What the exercise asks: Give the count of lines in the records below that contain "this", and say nothing more.

Task data:
□ □ □ □

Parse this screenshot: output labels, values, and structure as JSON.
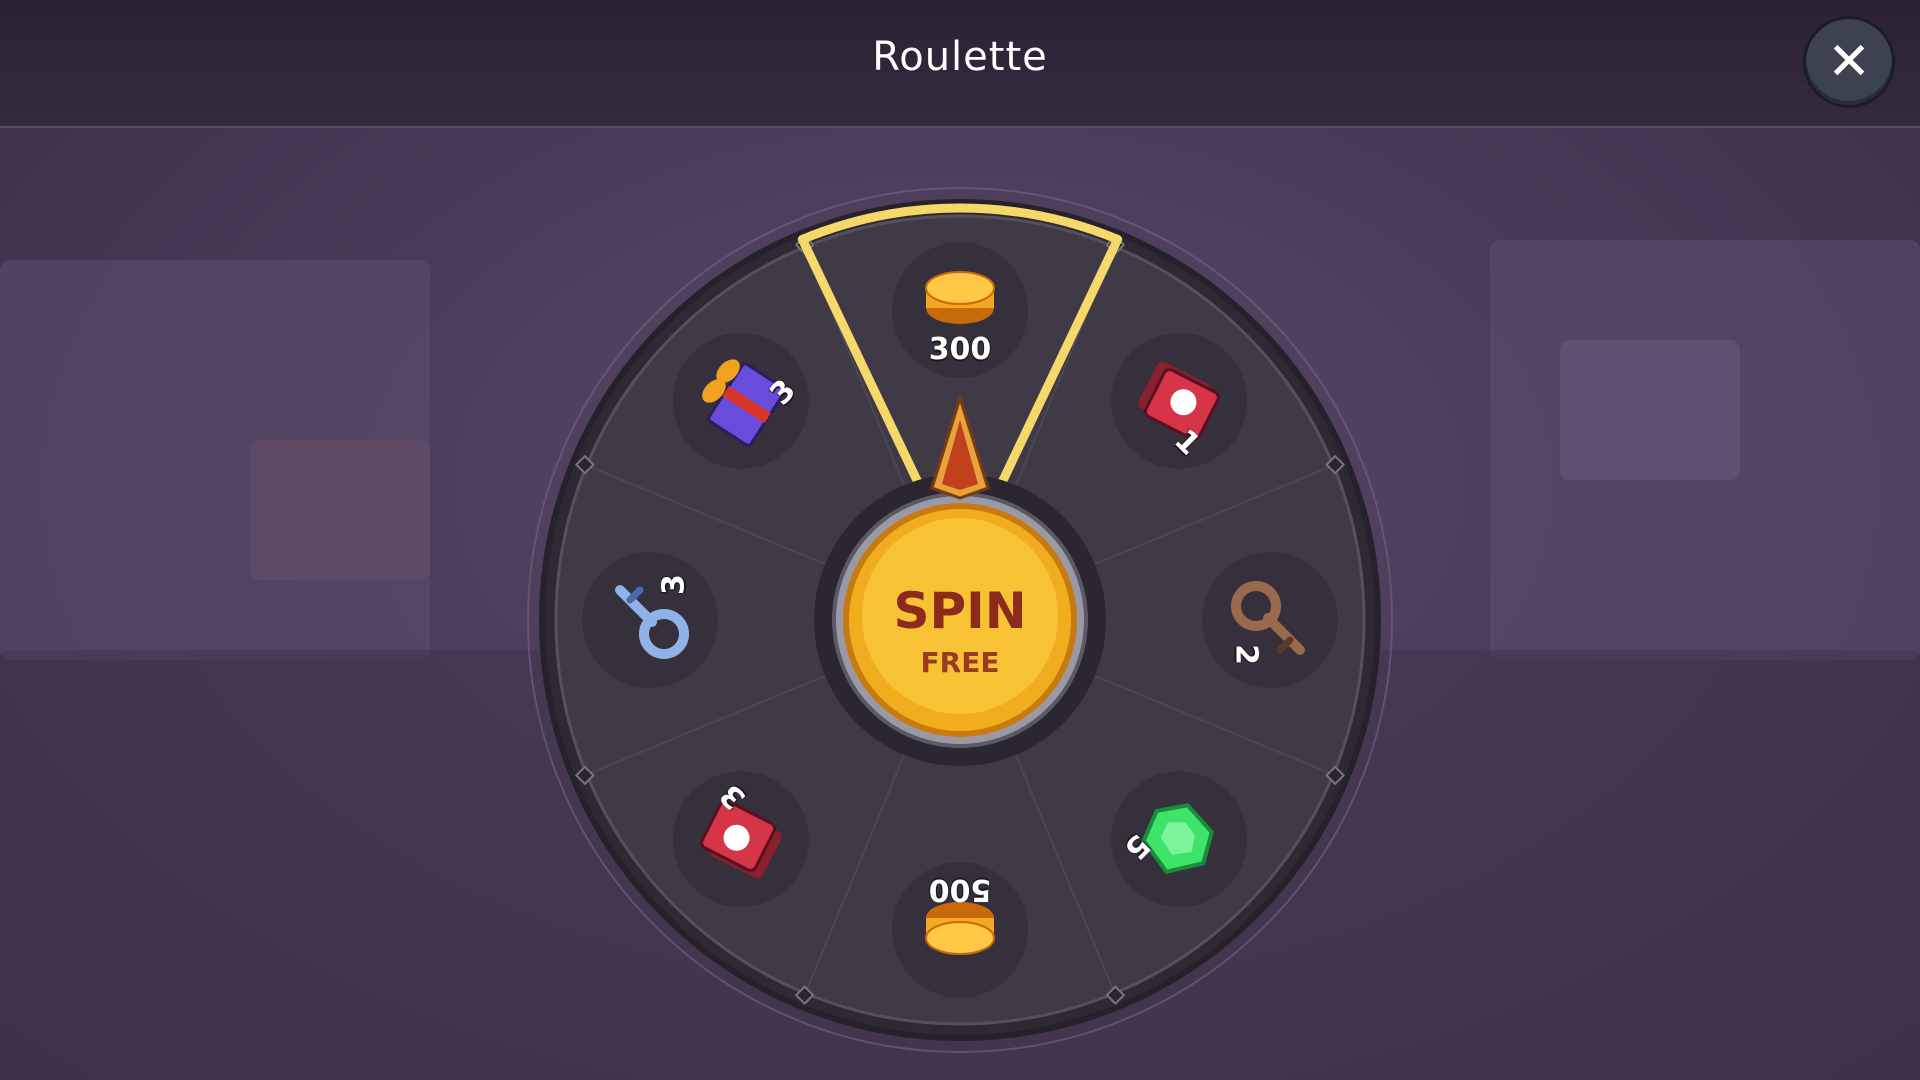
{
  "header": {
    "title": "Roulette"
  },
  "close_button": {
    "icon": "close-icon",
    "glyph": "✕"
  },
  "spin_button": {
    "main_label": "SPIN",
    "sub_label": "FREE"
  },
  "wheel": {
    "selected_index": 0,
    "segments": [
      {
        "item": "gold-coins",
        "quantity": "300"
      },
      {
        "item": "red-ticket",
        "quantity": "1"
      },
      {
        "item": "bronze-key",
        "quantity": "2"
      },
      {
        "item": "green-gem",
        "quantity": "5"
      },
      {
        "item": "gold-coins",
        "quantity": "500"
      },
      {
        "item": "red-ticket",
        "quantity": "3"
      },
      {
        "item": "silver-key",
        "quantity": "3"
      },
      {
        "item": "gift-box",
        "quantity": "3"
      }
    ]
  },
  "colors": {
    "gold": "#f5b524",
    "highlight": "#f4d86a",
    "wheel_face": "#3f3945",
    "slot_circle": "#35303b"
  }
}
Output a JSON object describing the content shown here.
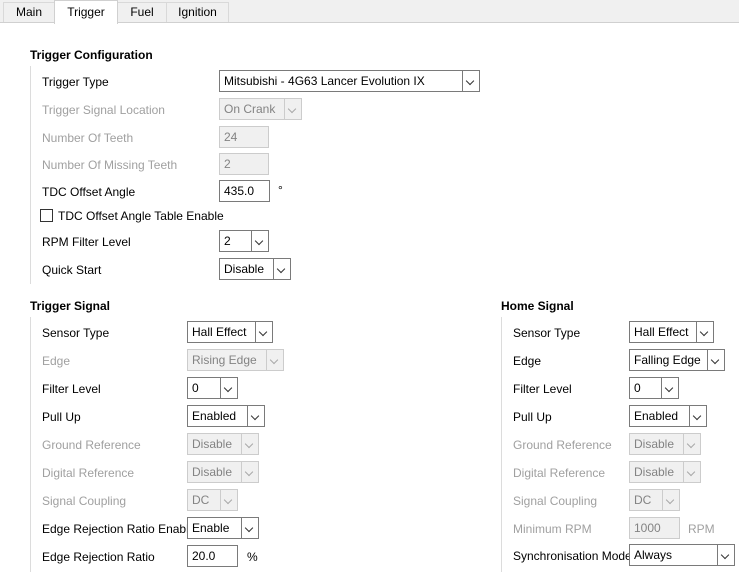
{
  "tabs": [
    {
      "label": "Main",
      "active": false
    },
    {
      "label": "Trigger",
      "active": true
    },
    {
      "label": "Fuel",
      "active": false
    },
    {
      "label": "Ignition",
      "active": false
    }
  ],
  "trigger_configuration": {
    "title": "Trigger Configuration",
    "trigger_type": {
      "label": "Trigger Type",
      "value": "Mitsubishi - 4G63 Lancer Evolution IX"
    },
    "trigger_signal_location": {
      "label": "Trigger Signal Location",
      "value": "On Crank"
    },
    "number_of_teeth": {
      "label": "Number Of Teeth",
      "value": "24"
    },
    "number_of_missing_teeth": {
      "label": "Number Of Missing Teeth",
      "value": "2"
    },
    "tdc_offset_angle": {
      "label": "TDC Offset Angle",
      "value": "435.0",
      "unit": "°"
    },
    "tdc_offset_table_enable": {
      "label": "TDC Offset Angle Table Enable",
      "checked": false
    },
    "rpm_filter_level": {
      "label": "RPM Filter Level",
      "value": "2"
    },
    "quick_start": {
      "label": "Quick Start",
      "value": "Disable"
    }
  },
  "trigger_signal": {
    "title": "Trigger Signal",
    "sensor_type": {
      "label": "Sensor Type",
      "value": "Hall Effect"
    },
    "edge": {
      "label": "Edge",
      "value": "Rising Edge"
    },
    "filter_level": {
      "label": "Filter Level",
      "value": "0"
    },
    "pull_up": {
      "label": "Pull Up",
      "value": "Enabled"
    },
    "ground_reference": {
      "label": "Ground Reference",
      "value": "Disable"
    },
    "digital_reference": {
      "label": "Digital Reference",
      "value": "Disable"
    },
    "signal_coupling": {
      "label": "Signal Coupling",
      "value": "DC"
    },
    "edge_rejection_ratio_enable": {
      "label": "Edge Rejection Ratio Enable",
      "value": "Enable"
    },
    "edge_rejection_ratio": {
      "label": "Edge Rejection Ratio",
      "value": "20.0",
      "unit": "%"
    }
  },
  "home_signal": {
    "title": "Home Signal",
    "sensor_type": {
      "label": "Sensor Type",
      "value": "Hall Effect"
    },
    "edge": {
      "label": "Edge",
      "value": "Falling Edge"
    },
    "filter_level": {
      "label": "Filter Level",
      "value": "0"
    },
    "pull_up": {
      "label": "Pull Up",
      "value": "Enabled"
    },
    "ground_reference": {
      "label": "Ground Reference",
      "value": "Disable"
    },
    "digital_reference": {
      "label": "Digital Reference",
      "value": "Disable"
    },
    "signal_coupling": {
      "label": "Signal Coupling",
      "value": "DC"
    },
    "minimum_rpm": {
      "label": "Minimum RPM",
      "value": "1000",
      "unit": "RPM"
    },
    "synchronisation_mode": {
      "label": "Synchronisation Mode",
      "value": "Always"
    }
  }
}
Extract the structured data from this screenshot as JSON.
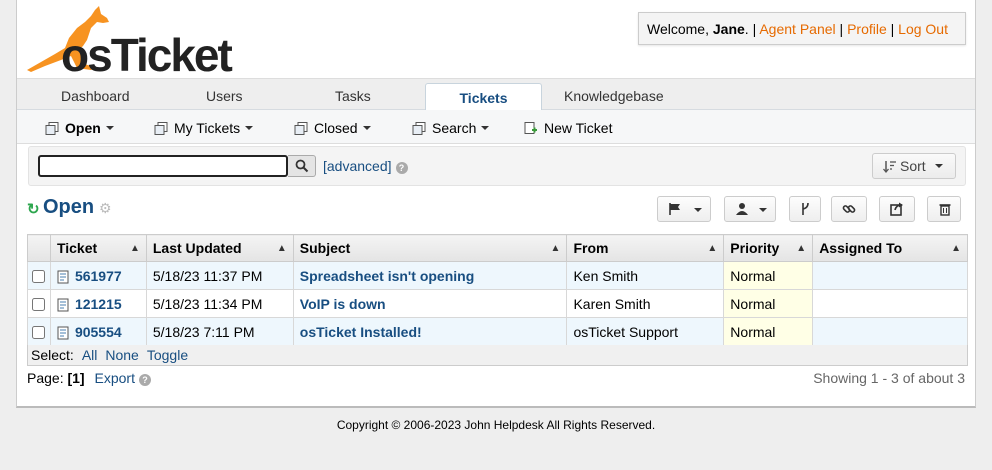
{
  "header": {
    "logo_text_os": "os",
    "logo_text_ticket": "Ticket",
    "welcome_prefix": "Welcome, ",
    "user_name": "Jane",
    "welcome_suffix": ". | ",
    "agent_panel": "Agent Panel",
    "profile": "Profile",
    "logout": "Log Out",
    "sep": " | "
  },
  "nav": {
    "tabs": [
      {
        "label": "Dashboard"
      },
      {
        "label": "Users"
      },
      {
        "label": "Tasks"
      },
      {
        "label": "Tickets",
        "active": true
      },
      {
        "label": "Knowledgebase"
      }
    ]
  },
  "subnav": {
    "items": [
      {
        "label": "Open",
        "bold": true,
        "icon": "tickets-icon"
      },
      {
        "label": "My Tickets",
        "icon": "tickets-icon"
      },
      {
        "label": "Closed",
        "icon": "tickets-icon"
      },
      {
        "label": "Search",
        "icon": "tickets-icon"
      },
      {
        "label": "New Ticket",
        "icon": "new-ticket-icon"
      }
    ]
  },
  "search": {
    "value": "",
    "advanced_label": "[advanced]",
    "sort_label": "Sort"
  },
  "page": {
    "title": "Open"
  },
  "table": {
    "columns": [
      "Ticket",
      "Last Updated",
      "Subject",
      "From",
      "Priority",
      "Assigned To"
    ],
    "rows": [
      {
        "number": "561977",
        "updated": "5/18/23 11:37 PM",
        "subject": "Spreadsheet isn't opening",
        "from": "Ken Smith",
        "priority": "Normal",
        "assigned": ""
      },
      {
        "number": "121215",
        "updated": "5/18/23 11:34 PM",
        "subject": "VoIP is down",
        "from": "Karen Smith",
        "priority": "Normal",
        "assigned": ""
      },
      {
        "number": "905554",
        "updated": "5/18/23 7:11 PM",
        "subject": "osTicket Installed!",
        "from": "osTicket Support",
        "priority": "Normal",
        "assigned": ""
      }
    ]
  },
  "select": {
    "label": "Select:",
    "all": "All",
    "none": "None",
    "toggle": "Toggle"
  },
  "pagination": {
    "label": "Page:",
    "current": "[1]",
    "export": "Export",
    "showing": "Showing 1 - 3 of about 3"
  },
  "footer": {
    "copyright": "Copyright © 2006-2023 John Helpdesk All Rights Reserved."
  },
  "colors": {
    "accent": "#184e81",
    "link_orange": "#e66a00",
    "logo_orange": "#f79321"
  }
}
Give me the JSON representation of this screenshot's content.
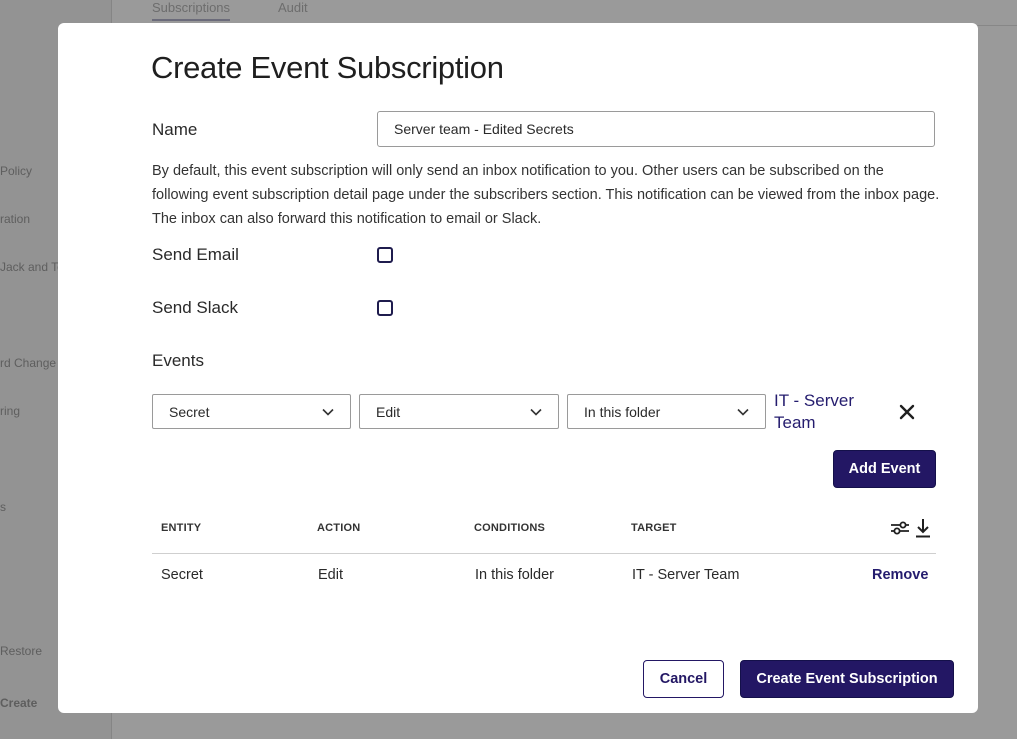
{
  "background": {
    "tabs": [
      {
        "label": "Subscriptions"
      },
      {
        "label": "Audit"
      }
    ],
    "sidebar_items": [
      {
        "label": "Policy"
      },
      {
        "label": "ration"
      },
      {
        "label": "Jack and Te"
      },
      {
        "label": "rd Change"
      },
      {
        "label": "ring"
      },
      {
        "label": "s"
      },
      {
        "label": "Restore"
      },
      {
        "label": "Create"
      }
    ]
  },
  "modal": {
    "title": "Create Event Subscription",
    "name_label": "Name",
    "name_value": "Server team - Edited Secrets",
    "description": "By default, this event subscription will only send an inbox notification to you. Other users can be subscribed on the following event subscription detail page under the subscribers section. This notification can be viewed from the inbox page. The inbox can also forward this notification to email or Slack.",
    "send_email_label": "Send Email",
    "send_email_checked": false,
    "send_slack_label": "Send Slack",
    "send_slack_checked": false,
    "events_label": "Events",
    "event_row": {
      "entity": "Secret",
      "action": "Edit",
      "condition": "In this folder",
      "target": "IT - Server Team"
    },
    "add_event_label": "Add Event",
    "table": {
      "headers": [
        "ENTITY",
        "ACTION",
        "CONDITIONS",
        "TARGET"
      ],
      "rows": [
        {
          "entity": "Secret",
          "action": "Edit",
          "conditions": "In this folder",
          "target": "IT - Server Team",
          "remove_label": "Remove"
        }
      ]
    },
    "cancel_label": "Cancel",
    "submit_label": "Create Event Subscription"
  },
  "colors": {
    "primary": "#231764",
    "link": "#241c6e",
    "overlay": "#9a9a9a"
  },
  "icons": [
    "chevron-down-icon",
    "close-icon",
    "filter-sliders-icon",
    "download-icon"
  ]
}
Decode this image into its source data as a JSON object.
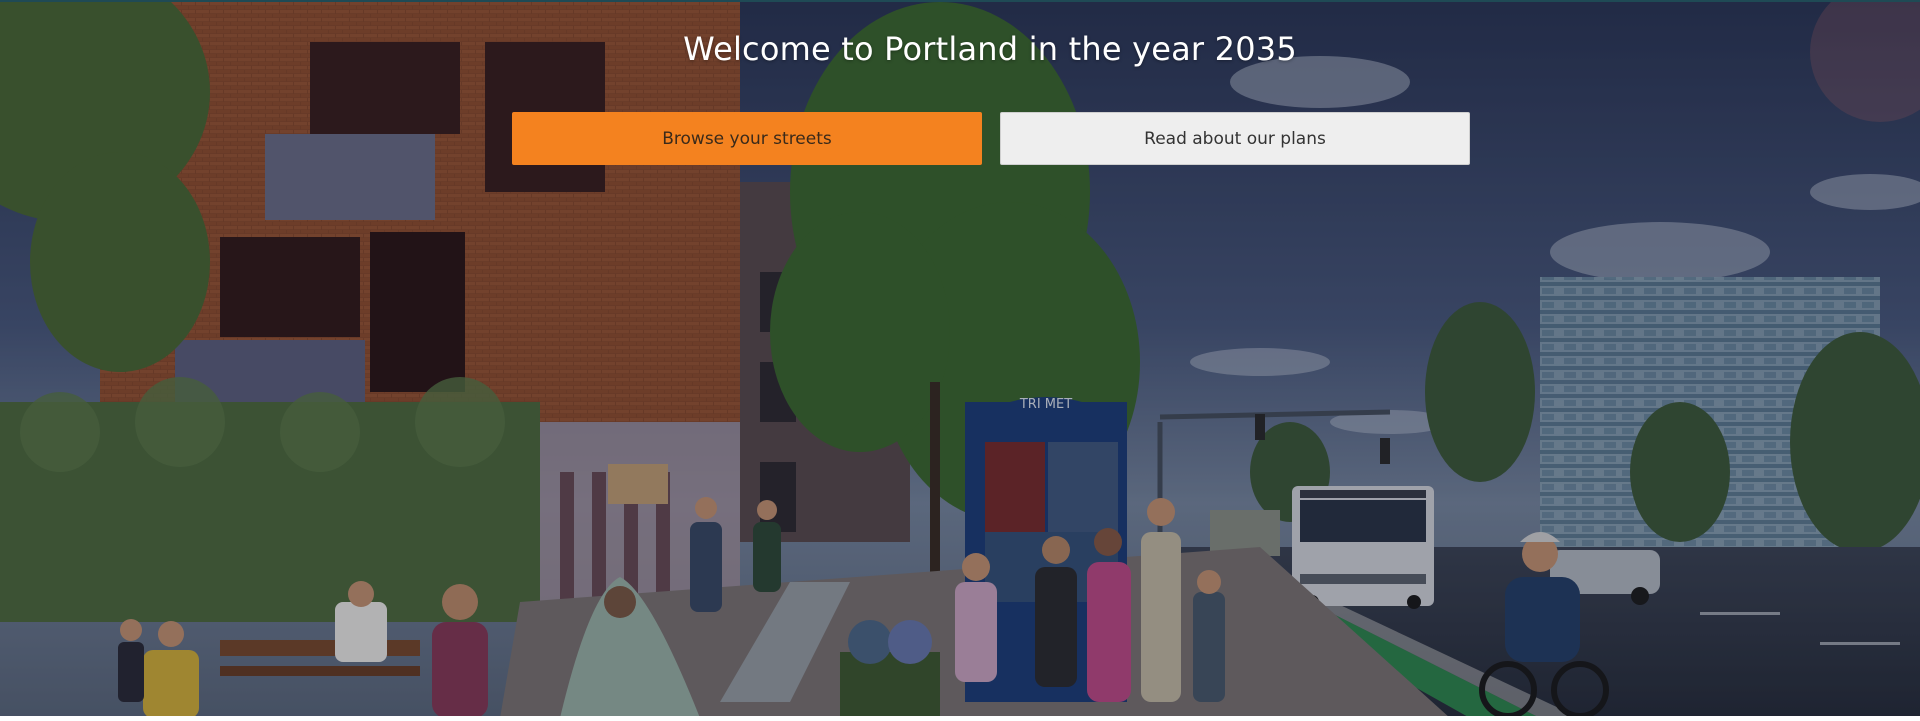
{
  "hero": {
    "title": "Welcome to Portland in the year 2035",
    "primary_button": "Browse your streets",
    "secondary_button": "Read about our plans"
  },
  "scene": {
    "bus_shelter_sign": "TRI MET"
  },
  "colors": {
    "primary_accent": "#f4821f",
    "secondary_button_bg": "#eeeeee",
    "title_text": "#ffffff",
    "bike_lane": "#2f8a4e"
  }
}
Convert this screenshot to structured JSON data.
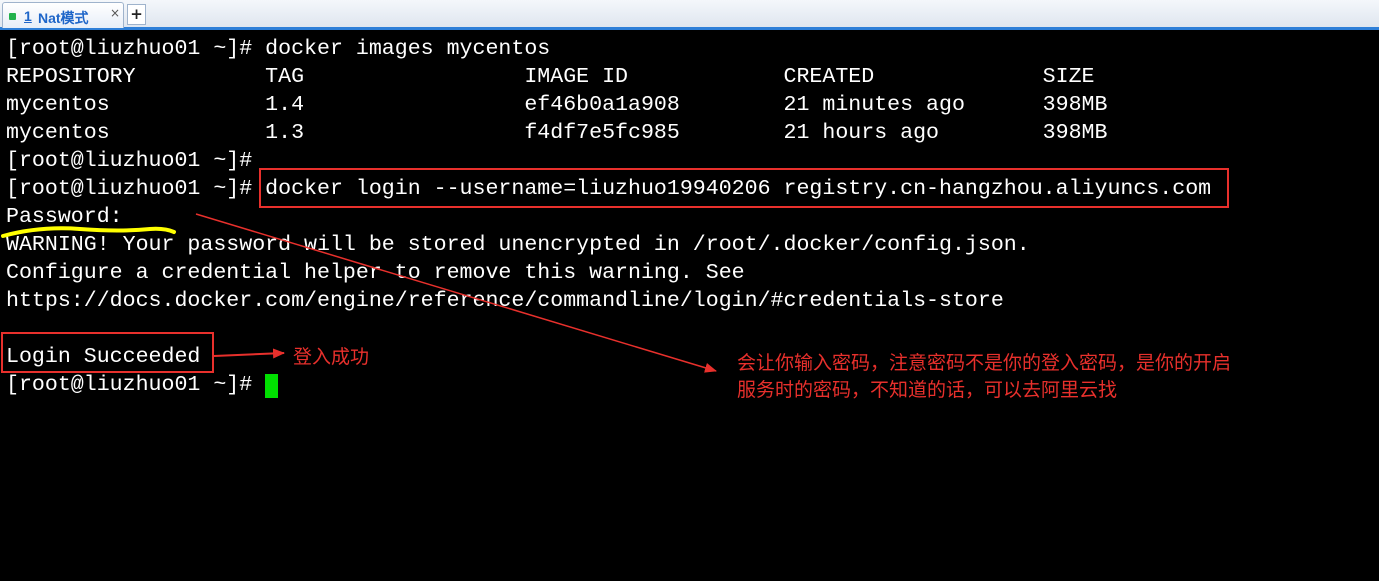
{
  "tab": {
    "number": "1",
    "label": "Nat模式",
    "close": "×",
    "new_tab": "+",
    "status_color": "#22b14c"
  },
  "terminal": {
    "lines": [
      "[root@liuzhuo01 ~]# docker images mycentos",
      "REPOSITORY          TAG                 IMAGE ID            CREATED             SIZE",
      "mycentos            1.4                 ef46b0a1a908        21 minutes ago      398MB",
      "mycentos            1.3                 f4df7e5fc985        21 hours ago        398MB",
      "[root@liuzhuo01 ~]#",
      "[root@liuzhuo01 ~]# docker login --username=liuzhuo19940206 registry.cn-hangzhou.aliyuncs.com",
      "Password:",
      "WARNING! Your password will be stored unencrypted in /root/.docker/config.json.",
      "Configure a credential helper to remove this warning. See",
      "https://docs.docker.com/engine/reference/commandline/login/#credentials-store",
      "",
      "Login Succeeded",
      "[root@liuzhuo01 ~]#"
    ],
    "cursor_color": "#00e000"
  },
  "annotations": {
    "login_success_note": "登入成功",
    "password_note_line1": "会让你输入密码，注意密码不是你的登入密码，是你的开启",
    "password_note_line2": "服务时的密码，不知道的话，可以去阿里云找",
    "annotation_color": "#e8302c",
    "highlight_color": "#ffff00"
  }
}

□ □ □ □

Answer section: 9